───── EXERCISE MATERIALS
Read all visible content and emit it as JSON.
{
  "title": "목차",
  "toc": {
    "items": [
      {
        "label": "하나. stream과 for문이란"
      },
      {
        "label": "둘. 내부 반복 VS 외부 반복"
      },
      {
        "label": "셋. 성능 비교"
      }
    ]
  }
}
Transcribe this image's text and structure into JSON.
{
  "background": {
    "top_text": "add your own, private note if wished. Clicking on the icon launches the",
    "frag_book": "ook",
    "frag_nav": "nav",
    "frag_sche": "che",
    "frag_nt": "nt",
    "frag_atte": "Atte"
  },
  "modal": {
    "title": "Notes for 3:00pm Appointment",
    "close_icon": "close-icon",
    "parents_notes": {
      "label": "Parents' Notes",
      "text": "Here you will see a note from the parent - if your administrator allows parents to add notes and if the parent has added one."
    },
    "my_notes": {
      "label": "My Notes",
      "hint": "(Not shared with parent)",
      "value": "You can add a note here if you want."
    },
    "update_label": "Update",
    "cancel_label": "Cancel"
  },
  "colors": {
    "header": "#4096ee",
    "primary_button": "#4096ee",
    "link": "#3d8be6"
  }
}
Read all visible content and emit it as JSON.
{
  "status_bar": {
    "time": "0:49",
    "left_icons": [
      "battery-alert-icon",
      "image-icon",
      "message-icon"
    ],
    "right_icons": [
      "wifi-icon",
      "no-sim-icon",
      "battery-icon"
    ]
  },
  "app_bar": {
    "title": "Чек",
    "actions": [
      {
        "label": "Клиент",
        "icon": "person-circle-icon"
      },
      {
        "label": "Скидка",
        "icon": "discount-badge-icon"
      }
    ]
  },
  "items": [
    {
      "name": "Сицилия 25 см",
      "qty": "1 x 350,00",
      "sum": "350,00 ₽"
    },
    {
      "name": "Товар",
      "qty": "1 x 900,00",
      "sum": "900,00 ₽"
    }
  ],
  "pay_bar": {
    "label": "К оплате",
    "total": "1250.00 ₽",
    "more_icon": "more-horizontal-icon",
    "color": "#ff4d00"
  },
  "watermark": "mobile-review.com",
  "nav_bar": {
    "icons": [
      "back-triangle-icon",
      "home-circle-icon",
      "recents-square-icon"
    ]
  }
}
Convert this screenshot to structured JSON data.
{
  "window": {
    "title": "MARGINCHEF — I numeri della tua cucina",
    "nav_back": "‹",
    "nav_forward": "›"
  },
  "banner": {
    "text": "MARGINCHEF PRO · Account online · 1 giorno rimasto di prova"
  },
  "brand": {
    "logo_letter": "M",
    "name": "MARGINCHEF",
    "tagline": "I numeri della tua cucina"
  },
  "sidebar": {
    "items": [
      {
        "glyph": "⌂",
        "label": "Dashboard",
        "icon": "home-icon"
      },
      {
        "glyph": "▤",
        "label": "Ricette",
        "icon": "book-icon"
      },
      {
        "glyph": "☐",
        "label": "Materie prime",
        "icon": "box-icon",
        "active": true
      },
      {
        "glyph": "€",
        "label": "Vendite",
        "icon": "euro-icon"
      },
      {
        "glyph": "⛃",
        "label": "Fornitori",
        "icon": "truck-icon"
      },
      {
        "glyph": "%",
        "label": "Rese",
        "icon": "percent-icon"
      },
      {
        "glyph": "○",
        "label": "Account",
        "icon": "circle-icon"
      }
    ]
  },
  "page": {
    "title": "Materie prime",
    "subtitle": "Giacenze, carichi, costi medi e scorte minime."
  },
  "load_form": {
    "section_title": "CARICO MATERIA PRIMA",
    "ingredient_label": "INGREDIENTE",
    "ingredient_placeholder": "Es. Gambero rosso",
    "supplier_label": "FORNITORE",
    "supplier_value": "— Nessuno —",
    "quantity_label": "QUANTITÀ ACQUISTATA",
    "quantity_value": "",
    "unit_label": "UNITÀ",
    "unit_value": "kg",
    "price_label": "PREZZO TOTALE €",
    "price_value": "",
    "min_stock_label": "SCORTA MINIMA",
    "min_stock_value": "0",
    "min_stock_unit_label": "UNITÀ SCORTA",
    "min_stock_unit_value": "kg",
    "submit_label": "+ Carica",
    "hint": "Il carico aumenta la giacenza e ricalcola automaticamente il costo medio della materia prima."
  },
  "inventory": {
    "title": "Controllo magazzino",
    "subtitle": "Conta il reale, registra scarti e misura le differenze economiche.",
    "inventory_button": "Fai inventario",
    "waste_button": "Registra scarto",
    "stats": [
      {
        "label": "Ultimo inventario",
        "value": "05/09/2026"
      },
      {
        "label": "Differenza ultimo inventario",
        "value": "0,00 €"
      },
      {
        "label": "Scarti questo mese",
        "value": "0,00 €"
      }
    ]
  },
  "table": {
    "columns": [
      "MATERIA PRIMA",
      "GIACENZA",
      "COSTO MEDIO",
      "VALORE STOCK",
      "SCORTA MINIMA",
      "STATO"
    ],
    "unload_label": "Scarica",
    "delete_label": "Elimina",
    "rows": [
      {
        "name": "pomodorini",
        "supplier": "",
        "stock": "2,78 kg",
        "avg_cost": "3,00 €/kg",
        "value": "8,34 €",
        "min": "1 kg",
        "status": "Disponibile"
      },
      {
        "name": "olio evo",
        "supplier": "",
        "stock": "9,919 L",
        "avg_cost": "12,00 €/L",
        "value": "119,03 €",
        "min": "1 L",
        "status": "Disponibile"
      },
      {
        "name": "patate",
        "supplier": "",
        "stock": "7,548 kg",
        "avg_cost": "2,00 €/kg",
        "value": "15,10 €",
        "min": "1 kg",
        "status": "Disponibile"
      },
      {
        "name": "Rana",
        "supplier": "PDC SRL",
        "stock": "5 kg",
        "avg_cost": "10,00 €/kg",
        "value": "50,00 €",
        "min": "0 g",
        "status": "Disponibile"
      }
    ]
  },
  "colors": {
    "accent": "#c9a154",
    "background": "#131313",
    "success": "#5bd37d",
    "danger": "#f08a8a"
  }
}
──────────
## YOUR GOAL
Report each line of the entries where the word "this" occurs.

## WRITTEN ANSWER
Transcribe this image's text and structure into JSON.
Convert this screenshot to structured JSON data.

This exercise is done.